Task brief:
The answer must be every line of the data that holds the word "known".

Source material:
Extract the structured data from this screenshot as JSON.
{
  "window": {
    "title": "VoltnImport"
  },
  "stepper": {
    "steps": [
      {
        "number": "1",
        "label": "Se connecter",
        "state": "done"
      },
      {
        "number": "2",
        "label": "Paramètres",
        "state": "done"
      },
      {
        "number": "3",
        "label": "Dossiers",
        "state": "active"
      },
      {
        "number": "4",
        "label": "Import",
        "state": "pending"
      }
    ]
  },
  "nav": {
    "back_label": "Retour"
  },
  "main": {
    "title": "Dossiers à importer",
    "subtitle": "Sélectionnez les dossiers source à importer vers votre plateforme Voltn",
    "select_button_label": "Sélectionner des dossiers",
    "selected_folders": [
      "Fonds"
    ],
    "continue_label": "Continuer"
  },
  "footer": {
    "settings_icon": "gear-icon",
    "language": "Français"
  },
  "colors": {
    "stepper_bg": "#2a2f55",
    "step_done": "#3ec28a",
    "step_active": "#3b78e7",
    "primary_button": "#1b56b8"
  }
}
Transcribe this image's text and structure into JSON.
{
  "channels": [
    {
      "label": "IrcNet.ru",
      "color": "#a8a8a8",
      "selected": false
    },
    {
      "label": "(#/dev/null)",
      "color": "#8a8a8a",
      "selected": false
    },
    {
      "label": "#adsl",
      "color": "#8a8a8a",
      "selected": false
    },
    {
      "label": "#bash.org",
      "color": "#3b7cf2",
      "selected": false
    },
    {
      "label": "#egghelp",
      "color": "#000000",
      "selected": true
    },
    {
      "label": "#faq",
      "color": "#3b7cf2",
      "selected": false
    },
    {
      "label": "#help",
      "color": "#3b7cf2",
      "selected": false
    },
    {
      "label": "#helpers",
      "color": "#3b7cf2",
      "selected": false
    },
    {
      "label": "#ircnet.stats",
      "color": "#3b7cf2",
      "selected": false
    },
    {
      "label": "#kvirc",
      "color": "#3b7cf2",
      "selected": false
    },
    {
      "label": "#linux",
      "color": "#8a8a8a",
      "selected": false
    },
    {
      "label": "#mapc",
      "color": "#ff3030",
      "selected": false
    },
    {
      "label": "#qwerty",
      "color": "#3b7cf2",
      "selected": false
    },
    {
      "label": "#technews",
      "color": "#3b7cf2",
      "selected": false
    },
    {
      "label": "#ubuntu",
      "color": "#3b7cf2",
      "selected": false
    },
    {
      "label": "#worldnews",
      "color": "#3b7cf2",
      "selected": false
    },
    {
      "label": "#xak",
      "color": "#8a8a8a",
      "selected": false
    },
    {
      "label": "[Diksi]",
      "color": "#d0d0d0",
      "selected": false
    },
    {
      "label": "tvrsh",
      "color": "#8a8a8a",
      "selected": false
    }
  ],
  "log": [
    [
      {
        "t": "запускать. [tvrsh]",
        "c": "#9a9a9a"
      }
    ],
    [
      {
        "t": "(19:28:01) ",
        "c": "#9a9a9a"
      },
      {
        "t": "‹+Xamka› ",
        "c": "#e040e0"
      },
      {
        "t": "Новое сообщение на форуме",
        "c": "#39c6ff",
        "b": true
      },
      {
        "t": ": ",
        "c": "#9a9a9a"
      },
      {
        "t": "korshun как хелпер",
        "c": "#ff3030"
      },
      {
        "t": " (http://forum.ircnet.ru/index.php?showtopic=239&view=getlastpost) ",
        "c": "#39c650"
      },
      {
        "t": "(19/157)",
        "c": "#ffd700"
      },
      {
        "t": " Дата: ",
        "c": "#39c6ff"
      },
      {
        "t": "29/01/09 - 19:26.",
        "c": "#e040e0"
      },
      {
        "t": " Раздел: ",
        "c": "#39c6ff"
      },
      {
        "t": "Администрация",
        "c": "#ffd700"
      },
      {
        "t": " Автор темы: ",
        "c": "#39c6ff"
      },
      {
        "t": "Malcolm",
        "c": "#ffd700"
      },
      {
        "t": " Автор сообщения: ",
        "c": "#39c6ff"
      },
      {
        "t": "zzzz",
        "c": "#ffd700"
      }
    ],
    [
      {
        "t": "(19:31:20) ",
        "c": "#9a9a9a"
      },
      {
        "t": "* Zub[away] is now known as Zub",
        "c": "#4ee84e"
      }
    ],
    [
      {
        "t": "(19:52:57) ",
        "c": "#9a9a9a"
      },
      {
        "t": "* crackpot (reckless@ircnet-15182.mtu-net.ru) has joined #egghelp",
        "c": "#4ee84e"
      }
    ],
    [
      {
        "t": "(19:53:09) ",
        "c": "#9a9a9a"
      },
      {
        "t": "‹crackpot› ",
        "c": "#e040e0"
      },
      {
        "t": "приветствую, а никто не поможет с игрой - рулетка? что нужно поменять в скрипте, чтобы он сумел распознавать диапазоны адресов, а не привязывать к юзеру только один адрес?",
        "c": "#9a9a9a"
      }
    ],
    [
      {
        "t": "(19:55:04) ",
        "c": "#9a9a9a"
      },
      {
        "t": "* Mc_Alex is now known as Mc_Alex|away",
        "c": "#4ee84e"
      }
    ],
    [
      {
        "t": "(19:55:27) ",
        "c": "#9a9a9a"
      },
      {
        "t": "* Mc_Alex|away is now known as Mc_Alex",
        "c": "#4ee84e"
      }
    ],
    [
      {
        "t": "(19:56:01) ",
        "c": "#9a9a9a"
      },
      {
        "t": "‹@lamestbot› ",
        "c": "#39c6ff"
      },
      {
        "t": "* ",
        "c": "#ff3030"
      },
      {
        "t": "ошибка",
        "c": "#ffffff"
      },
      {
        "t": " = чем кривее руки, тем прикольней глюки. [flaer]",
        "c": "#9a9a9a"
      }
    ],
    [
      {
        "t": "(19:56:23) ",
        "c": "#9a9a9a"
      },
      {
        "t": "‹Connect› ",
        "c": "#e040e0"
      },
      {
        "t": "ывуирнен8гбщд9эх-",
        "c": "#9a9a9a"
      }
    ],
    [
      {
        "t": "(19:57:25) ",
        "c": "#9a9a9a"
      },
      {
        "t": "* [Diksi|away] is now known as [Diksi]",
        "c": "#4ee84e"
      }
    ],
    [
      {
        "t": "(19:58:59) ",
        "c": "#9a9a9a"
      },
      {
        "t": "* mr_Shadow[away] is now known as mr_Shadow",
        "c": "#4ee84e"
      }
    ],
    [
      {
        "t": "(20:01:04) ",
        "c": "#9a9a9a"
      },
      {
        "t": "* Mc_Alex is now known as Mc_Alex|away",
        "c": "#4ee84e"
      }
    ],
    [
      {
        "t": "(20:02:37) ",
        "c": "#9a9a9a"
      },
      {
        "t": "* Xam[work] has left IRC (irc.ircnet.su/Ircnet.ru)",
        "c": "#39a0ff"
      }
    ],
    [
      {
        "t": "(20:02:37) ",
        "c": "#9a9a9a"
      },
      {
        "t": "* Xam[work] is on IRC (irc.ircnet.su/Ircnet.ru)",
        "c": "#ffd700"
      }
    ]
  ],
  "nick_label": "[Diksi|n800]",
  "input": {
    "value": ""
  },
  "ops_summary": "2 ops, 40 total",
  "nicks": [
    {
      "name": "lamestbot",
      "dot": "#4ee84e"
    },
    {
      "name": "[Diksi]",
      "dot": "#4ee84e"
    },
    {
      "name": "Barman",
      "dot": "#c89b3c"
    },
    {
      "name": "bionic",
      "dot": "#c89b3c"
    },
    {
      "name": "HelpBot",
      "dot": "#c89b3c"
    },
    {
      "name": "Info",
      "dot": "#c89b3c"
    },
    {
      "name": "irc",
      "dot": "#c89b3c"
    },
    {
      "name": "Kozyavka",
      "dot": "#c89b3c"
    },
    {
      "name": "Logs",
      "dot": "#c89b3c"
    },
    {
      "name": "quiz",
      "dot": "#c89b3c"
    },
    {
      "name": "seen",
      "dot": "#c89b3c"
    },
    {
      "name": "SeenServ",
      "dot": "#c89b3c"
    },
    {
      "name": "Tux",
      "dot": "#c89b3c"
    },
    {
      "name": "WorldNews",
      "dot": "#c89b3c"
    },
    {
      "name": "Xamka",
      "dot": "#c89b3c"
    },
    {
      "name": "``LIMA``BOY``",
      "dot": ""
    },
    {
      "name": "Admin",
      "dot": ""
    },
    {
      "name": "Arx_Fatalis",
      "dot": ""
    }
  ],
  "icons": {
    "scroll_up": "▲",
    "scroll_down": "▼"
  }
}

Solution to this problem:
        "t": "* Zub[away] is now known as Zub",
        "t": "* Mc_Alex is now known as Mc_Alex|away",
        "t": "* Mc_Alex|away is now known as Mc_Alex",
        "t": "* [Diksi|away] is now known as [Diksi]",
        "t": "* mr_Shadow[away] is now known as mr_Shadow",
        "t": "* Mc_Alex is now known as Mc_Alex|away",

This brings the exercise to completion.